Hodlnaut Wins Case Against Craig Wright in Norway

Craig Wright has been filing lawsuits against many long-standing influential figures in the digital asset space in his quest to prove that he is Satoshi Nakamoto. Nobody was safe.

Cobra, who controls Bitcoin.org, lost a lawsuit Wright had brought to force the website to take down the Bitcoin whitepaper that Satoshi Nakamoto authored. The ruling was a default judgment because Cobra would have been forced to reveal his or her identity to defend against it.

Roger Ver had to defend against multiple lawsuits brought by Craig Wright – apparently, at least three of them. After a falling out between the two, Ver called Wright a “liar” and “fraud” and admitted having been fooled by him. A High Court of England and Wales dismissed the first one. Justice Matthew Nicklin of the Queen’s Bench Division explained his reasoning in the decision:

“The Claimant has not satisfied me that England and Wales is clearly the most appropriate place to bring his action for defamation over the publications complained of. In consequence, the Court has no jurisdiction to hear and determine the action. The action will be struck out.”

With no success in England and Wales, Wright moved on to Antigua and Barbuda, where both Wright and Ver have citizenship.

Craig Wright vs. Hodlnaut vs. Craig Wright

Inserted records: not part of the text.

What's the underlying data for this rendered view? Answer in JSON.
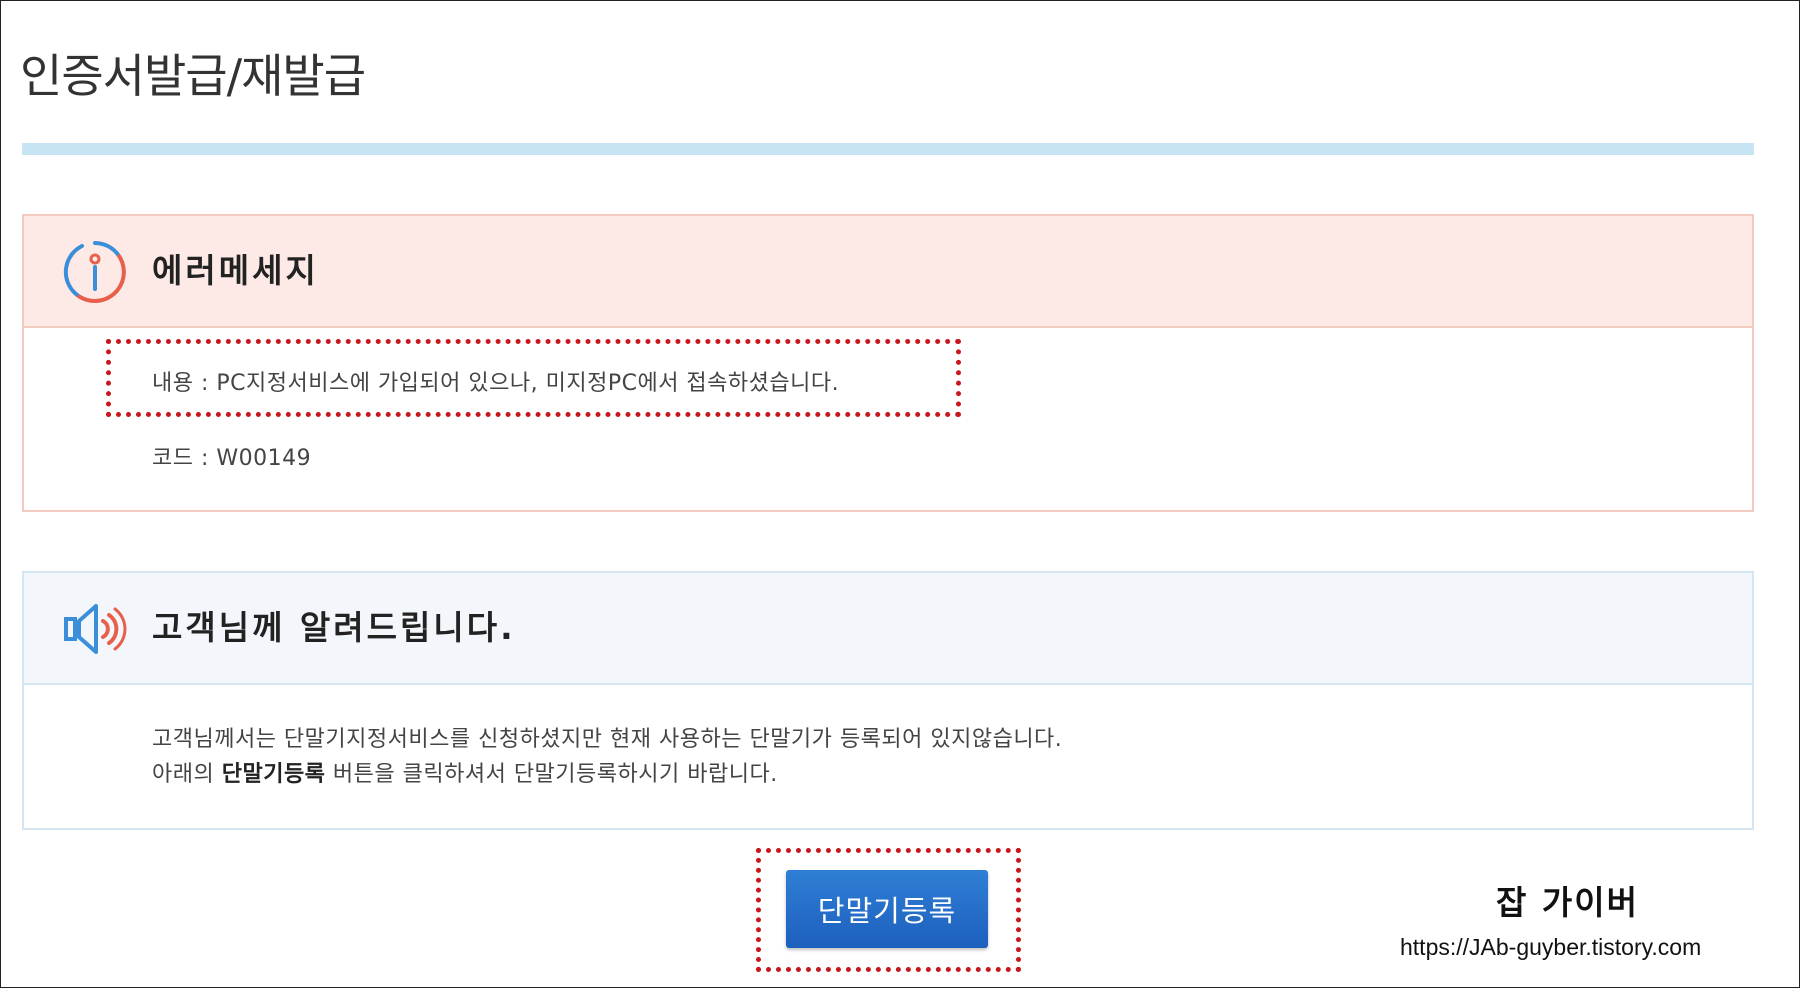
{
  "page": {
    "title": "인증서발급/재발급"
  },
  "error_panel": {
    "icon": "info-icon",
    "title": "에러메세지",
    "content_line": "내용 : PC지정서비스에 가입되어 있으나, 미지정PC에서 접속하셨습니다.",
    "code_line": "코드 : W00149"
  },
  "notice_panel": {
    "icon": "speaker-icon",
    "title": "고객님께 알려드립니다.",
    "line1": "고객님께서는 단말기지정서비스를 신청하셨지만 현재 사용하는 단말기가 등록되어 있지않습니다.",
    "line2_prefix": "아래의 ",
    "line2_bold": "단말기등록",
    "line2_suffix": " 버튼을 클릭하셔서 단말기등록하시기 바랍니다."
  },
  "register_button": {
    "label": "단말기등록"
  },
  "watermark": {
    "name": "잡 가이버",
    "url": "https://JAb-guyber.tistory.com"
  },
  "colors": {
    "title_bar": "#c6e4f4",
    "error_header_bg": "#fdeae6",
    "notice_header_bg": "#f3f7fb",
    "button": "#1d5fbd",
    "highlight": "#c8161d"
  }
}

Wright started going after Hodlnaut in 2019, bringing similar libel allegations to the Norwegian District Court. Similar to the Roger Ver case, Hodlnaut called him a “fraud” and a “scammer” in tweets.

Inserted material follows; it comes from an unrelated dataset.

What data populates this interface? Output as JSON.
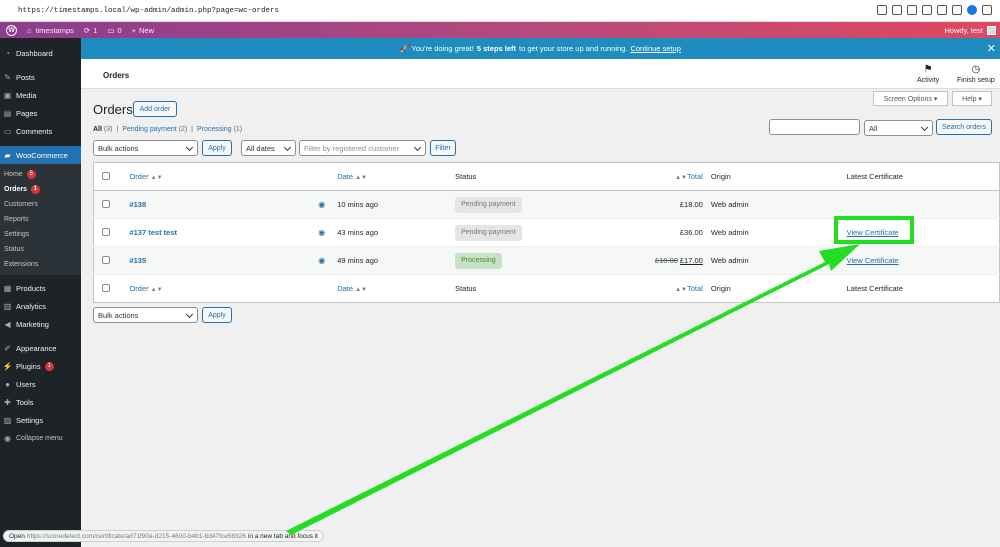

Wright had tried in the UK, only for a UK High Court to rule that it didn’t have jurisdiction. In June 2020, the Norwegian Court of Appeals tossed the case and ordered Craig Wright to pay $60,000 in legal fees. Hodlnaut claims that Wright hasn’t paid him anything.

However, the fight wasn’t over yet. Hodlnaut preemptively filed a suit against Wright in an effort to combat Wright’s plan to file a lawsuit in the U.K. again.

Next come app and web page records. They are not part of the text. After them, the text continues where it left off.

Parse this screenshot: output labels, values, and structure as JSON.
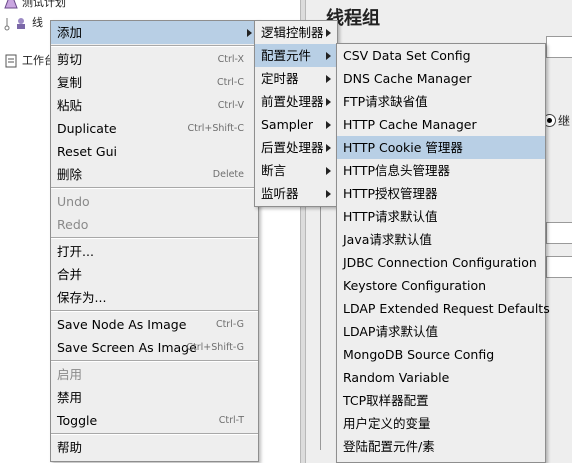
{
  "tree": {
    "items": [
      {
        "label": "测试计划"
      },
      {
        "label": "线"
      },
      {
        "label": "工作台"
      }
    ]
  },
  "right_panel": {
    "title": "线程组",
    "radio_label": "继"
  },
  "main_menu": {
    "items": [
      {
        "label": "添加",
        "accel": "",
        "submenu": true,
        "selected": true,
        "disabled": false
      },
      {
        "label": "剪切",
        "accel": "Ctrl-X",
        "disabled": false
      },
      {
        "label": "复制",
        "accel": "Ctrl-C",
        "disabled": false
      },
      {
        "label": "粘贴",
        "accel": "Ctrl-V",
        "disabled": false
      },
      {
        "label": "Duplicate",
        "accel": "Ctrl+Shift-C",
        "disabled": false
      },
      {
        "label": "Reset Gui",
        "accel": "",
        "disabled": false
      },
      {
        "label": "删除",
        "accel": "Delete",
        "disabled": false
      },
      {
        "label": "Undo",
        "accel": "",
        "disabled": true
      },
      {
        "label": "Redo",
        "accel": "",
        "disabled": true
      },
      {
        "label": "打开...",
        "accel": "",
        "disabled": false
      },
      {
        "label": "合并",
        "accel": "",
        "disabled": false
      },
      {
        "label": "保存为...",
        "accel": "",
        "disabled": false
      },
      {
        "label": "Save Node As Image",
        "accel": "Ctrl-G",
        "disabled": false
      },
      {
        "label": "Save Screen As Image",
        "accel": "Ctrl+Shift-G",
        "disabled": false
      },
      {
        "label": "启用",
        "accel": "",
        "disabled": true
      },
      {
        "label": "禁用",
        "accel": "",
        "disabled": false
      },
      {
        "label": "Toggle",
        "accel": "Ctrl-T",
        "disabled": false
      },
      {
        "label": "帮助",
        "accel": "",
        "disabled": false
      }
    ]
  },
  "add_menu": {
    "items": [
      {
        "label": "逻辑控制器"
      },
      {
        "label": "配置元件"
      },
      {
        "label": "定时器"
      },
      {
        "label": "前置处理器"
      },
      {
        "label": "Sampler"
      },
      {
        "label": "后置处理器"
      },
      {
        "label": "断言"
      },
      {
        "label": "监听器"
      }
    ]
  },
  "config_menu": {
    "items": [
      {
        "label": "CSV Data Set Config"
      },
      {
        "label": "DNS Cache Manager"
      },
      {
        "label": "FTP请求缺省值"
      },
      {
        "label": "HTTP Cache Manager"
      },
      {
        "label": "HTTP Cookie 管理器"
      },
      {
        "label": "HTTP信息头管理器"
      },
      {
        "label": "HTTP授权管理器"
      },
      {
        "label": "HTTP请求默认值"
      },
      {
        "label": "Java请求默认值"
      },
      {
        "label": "JDBC Connection Configuration"
      },
      {
        "label": "Keystore Configuration"
      },
      {
        "label": "LDAP Extended Request Defaults"
      },
      {
        "label": "LDAP请求默认值"
      },
      {
        "label": "MongoDB Source Config"
      },
      {
        "label": "Random Variable"
      },
      {
        "label": "TCP取样器配置"
      },
      {
        "label": "用户定义的变量"
      },
      {
        "label": "登陆配置元件/素"
      }
    ]
  },
  "colors": {
    "menu_bg": "#eeeeee",
    "selection": "#b8cfe5",
    "disabled_text": "#8a8a8a",
    "accelerator_text": "#6f6f6f"
  }
}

Craig Wright takes the stand

During a weeks-long trial in Oslo, Hodlnaut argued that Craig Wright had not adequately proven his central claim to the pseudonym of Satoshi Nakamoto.

District Court Judge Helen Engebrigtsen agreed, saying that Wright’s arguments were “not suitable to change [the court’s] prevailing opinion that Craig Wright is not Satoshi Nakamoto.”

It remains to be seen whether the ruling will affect Wright’s U.K. case against Hodlnaut despite his confidence that it could be used as an exhibit in various ongoing cases:

In the U.K., it can be notoriously difficult for a defendant in a libel case to prove that it wasn’t libel. Peter McCormack lost a similar libel case filed with a U.K. court by Craig Wright despite Wright submitting fake evidence.

Although the judge in the McCormack case only awarded Wright a single pound, the ruling may be more important to Wright’s overall legal strategy than the amount that is awarded. Some observers theorized that Wright’s ultimate aim is to force developers to change Bitcoin’s code so that he can claim the coins held by Satoshi Nakamoto’s known Bitcoin addresses.

This will be enormously difficult to actually pull off. Wright would still have to get miners and node owners on board, and he has not made himself very popular in the digital asset community. One person even suggested that his reputation is so bad that it can’t be harmed by claims that he’s a fraud, though of course that shouldn’t be taken as legal advice.

Craig Wright even tried claiming that he smashed the hard drives containing Satoshi Nakamoto’s wallets (which, of course, is unlikely). However, his arguments had enough holes that Norway’s District Court, at least, wasn’t buying his bullshit and sided with Hodlnaut.